Element data from apps and pages
==========
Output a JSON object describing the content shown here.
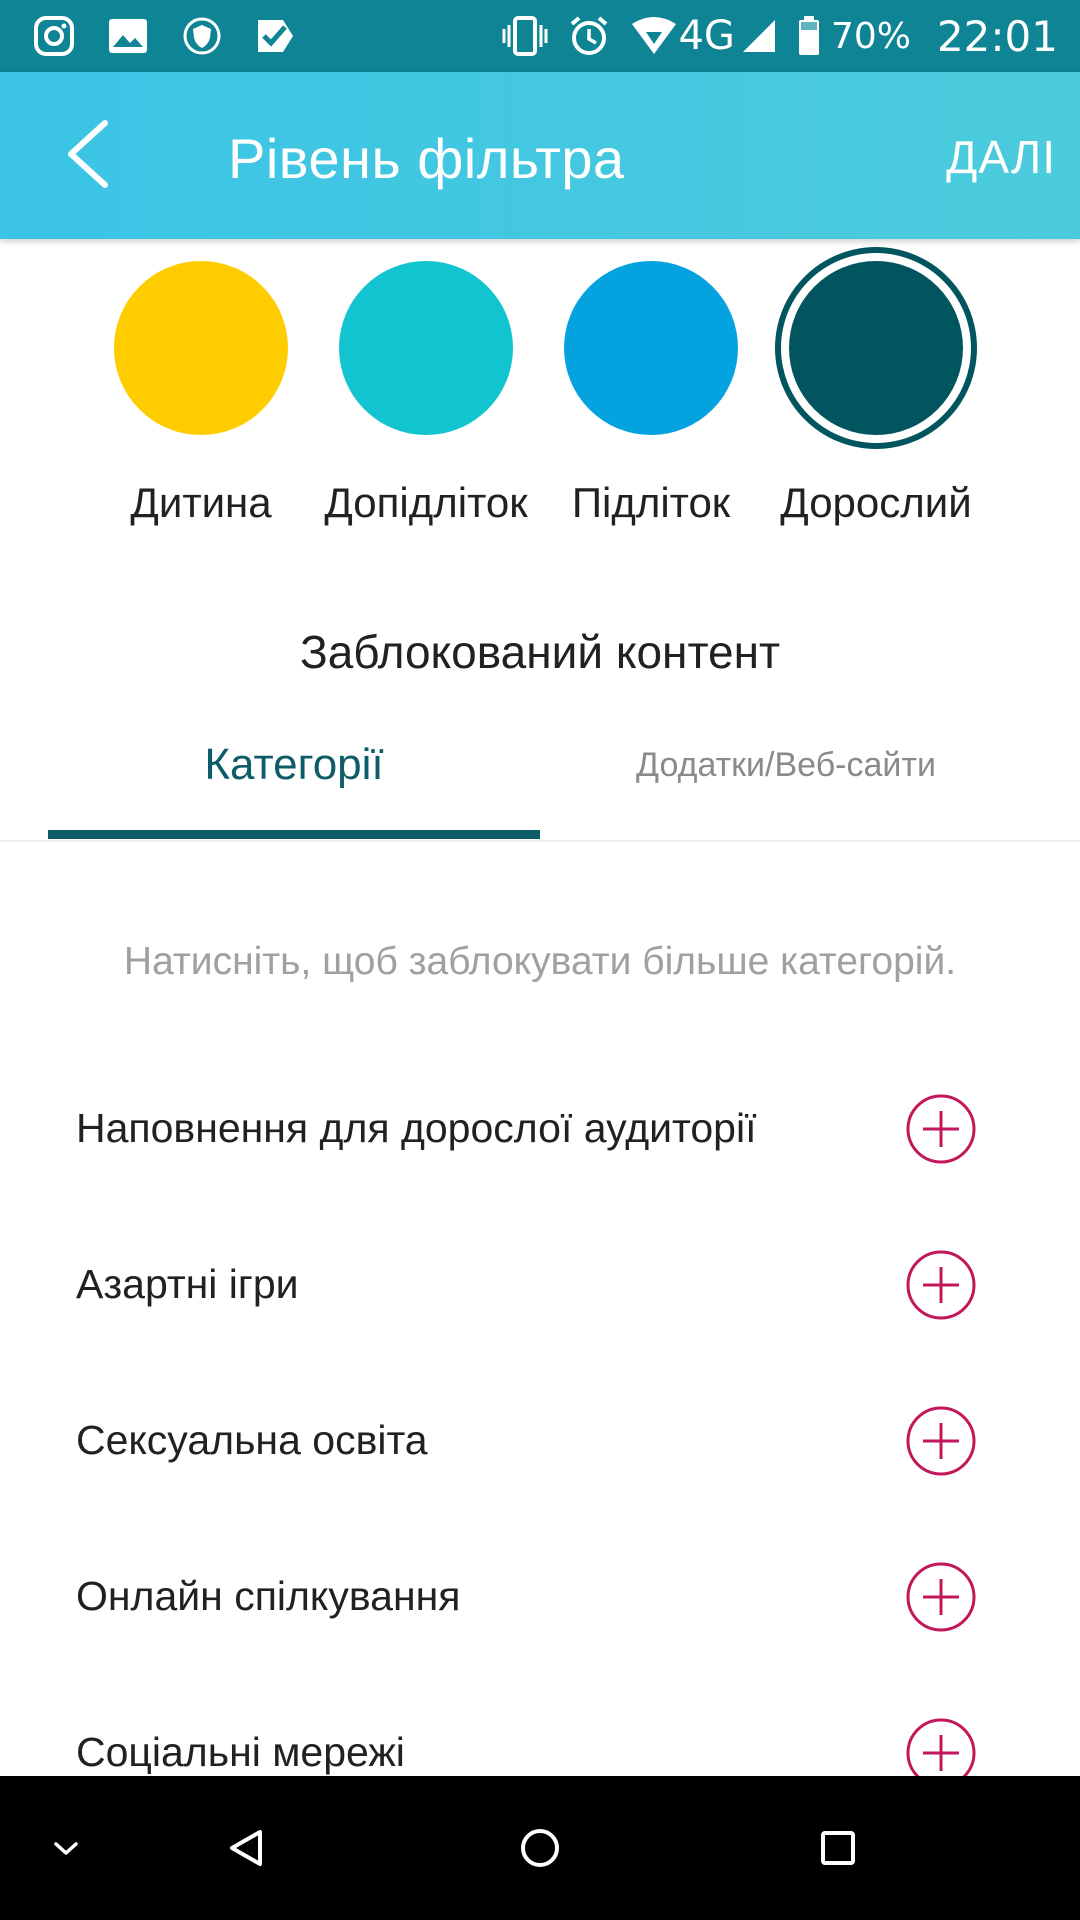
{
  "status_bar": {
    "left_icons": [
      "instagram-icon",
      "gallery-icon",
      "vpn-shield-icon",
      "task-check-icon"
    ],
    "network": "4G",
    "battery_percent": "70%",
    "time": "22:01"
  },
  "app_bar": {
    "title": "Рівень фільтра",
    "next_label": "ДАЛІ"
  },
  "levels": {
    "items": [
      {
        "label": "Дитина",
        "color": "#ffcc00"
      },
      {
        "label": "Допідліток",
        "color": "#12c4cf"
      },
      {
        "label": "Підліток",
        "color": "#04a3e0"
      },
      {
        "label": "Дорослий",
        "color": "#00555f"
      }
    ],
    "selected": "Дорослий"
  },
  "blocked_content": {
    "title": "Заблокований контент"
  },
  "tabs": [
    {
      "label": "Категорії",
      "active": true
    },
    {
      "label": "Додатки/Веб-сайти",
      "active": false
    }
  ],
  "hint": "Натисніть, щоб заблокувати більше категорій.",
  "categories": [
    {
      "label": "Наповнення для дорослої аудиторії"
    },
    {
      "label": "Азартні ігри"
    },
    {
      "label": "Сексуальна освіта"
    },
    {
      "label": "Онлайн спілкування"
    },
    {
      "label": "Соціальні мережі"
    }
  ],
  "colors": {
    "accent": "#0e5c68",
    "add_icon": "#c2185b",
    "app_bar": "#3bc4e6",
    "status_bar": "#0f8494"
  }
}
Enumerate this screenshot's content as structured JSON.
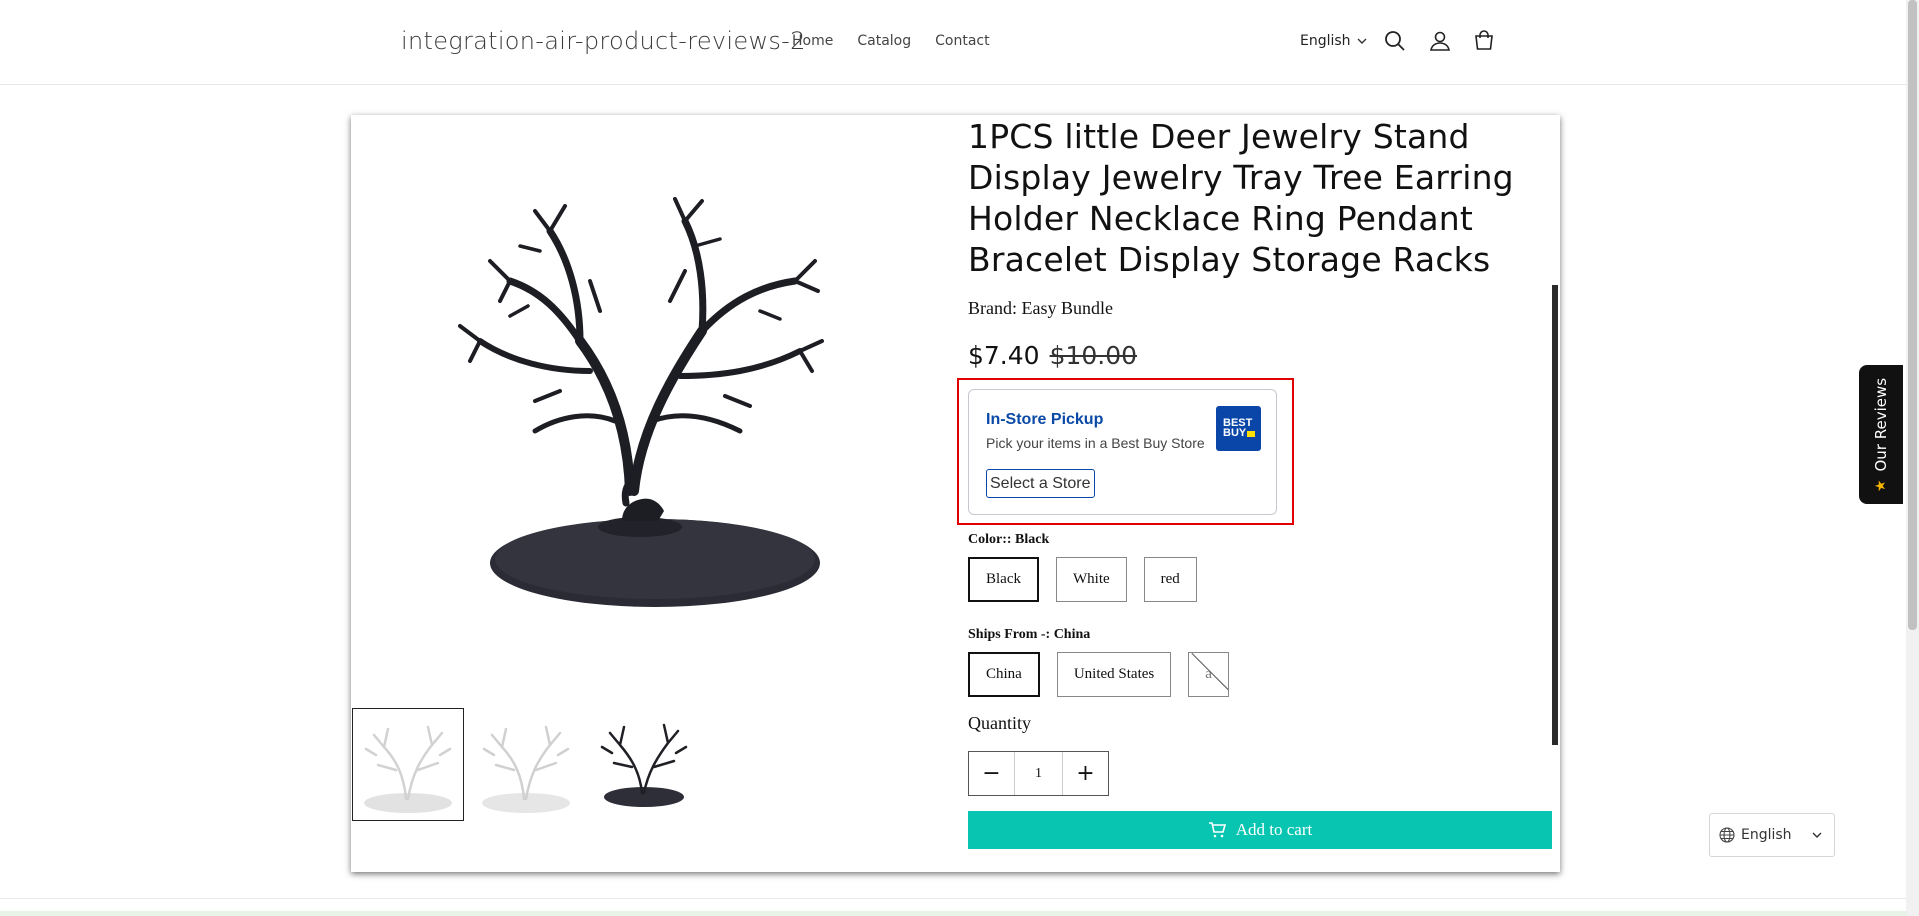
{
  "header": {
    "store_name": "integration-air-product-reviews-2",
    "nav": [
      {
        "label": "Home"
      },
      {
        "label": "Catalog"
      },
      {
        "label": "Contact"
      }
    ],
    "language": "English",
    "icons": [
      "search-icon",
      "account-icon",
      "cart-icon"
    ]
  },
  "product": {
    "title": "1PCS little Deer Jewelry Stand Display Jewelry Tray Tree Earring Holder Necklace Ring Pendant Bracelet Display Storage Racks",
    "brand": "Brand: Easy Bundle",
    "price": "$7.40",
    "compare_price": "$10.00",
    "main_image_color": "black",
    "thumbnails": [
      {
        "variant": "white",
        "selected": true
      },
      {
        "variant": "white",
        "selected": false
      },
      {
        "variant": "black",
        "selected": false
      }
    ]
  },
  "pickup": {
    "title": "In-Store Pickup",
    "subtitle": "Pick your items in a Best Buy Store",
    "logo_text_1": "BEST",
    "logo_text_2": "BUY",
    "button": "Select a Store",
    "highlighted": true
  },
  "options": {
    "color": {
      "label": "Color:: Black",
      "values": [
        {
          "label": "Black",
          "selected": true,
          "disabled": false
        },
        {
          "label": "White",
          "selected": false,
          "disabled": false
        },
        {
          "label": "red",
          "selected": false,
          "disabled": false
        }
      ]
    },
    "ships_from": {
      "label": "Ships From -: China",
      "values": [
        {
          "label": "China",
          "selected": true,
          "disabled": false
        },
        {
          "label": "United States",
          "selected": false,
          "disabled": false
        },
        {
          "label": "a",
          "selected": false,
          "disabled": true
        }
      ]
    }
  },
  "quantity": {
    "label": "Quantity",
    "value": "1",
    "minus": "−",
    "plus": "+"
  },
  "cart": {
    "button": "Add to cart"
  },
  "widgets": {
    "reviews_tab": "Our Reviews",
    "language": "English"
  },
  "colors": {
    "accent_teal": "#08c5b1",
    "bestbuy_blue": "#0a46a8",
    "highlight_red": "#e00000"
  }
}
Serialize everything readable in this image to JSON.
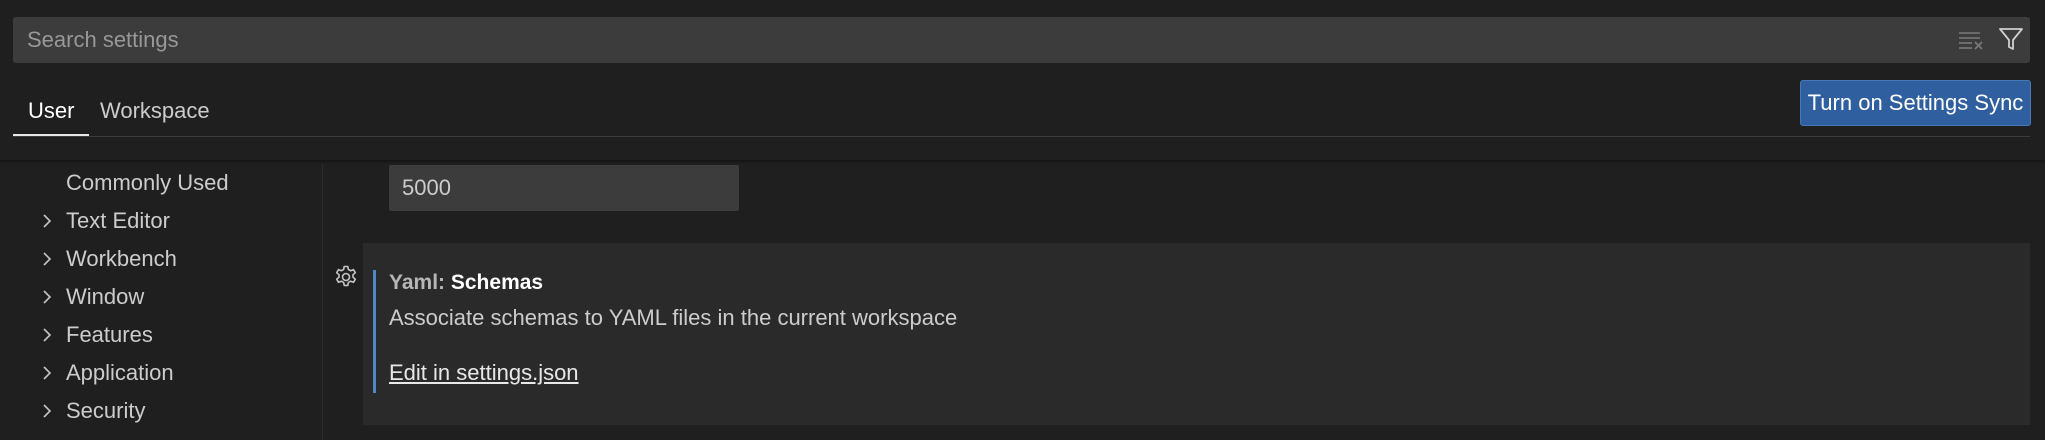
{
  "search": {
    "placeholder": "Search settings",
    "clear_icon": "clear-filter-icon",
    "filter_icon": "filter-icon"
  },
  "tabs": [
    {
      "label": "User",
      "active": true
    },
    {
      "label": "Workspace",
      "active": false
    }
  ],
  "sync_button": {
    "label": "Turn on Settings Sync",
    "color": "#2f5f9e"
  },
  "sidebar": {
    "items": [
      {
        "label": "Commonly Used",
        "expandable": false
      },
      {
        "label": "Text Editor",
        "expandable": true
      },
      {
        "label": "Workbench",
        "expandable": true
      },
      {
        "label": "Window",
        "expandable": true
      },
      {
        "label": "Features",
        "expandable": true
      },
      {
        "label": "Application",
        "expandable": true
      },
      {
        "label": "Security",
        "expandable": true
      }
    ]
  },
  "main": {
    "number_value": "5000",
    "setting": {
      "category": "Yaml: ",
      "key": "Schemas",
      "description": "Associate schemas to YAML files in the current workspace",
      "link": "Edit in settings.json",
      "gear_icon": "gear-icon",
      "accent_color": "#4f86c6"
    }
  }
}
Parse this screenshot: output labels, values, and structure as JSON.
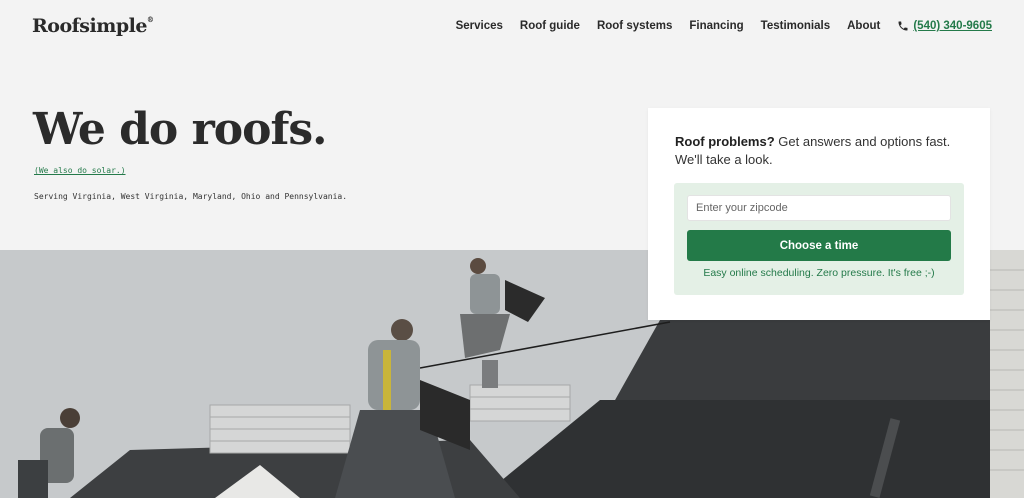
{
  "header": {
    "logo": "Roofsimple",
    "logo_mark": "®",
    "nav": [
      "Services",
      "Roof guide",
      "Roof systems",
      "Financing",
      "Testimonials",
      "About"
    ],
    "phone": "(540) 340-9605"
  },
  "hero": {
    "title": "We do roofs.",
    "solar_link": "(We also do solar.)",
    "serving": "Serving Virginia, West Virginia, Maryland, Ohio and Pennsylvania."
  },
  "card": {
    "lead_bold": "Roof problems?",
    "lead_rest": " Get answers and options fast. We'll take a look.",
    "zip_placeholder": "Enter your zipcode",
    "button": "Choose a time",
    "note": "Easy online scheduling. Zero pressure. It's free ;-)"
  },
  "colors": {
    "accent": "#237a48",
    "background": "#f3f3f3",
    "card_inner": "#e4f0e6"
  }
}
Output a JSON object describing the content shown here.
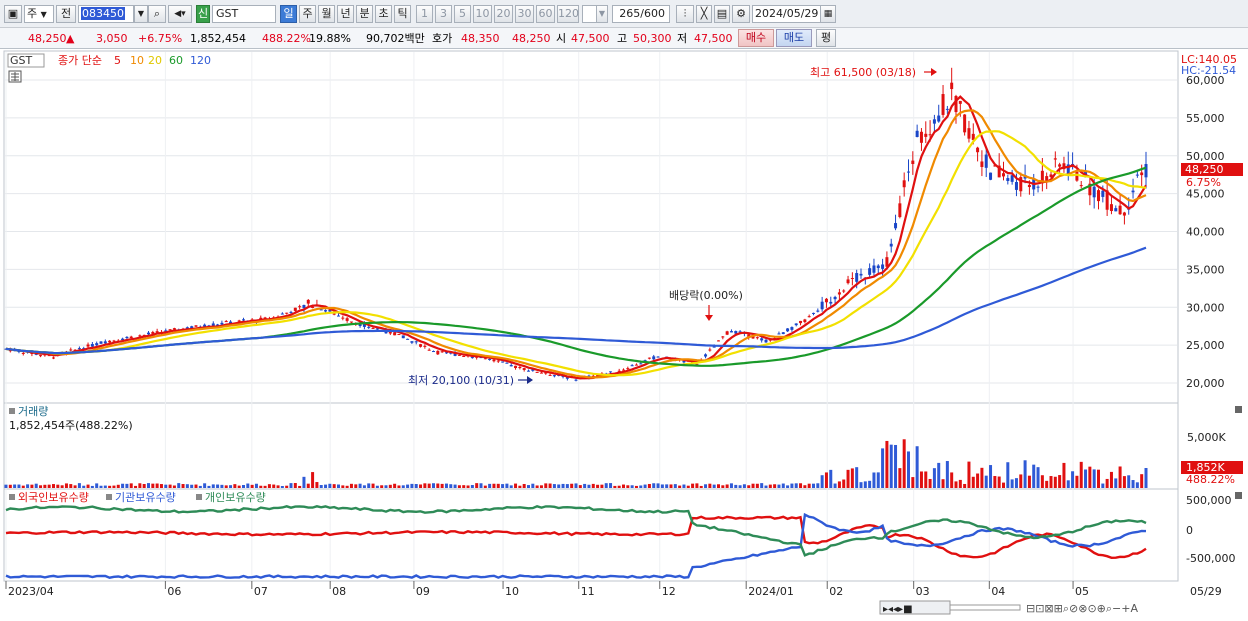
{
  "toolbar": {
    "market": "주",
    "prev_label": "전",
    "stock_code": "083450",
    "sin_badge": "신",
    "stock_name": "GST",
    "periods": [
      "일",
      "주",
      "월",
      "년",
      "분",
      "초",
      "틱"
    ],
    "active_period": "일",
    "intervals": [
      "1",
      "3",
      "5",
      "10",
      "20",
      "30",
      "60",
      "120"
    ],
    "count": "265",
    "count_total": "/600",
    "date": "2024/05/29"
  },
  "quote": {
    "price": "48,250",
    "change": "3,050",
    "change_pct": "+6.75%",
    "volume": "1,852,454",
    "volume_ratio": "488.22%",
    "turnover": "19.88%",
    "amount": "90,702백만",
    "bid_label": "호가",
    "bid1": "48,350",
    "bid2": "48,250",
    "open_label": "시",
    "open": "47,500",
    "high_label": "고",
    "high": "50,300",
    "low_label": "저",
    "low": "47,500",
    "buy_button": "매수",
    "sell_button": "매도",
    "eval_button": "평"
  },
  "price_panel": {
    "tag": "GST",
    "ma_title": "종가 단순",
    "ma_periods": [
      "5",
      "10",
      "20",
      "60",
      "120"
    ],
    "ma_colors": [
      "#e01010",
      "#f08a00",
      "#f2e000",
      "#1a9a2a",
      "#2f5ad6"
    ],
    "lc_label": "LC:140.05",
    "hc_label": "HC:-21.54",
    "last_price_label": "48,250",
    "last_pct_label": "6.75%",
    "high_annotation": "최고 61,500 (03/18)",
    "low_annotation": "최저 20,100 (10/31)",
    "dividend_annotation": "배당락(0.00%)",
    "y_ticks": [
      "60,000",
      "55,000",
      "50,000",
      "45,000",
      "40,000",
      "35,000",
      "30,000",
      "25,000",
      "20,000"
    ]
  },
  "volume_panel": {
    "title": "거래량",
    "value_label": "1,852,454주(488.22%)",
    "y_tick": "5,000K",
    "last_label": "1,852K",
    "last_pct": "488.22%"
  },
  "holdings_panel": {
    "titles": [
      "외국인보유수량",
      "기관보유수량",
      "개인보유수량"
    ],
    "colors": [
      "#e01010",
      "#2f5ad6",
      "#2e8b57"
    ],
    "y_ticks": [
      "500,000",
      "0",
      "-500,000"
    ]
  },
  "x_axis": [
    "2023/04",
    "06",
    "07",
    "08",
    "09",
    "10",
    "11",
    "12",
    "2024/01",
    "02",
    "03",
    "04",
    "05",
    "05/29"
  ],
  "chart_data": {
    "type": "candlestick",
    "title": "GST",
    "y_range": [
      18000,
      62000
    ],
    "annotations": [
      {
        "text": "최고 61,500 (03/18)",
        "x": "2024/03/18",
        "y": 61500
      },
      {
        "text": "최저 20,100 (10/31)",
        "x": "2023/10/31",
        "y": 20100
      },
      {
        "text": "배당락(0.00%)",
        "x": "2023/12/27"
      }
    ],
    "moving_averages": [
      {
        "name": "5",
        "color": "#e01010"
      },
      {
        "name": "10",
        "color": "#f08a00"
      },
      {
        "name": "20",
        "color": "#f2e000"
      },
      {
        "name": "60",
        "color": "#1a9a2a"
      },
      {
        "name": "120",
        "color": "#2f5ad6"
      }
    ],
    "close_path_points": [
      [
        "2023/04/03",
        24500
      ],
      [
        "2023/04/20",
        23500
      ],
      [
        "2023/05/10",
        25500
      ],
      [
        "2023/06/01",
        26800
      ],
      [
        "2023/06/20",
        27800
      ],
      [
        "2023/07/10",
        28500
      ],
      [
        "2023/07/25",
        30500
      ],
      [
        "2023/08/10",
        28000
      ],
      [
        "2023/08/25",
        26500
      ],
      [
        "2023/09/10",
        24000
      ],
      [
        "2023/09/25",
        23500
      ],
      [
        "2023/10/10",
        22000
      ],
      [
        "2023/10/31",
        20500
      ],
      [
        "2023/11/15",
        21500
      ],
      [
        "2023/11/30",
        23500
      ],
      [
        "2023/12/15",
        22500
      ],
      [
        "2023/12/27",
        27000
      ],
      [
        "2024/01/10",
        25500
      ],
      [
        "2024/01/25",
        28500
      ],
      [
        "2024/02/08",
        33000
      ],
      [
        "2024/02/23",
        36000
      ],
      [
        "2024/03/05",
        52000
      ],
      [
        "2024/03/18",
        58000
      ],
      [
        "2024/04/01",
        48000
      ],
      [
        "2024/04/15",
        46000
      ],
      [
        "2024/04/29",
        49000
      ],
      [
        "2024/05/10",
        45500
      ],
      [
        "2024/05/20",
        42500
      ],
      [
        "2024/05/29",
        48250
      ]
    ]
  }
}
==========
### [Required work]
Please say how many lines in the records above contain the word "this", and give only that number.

### [Result of the task]
3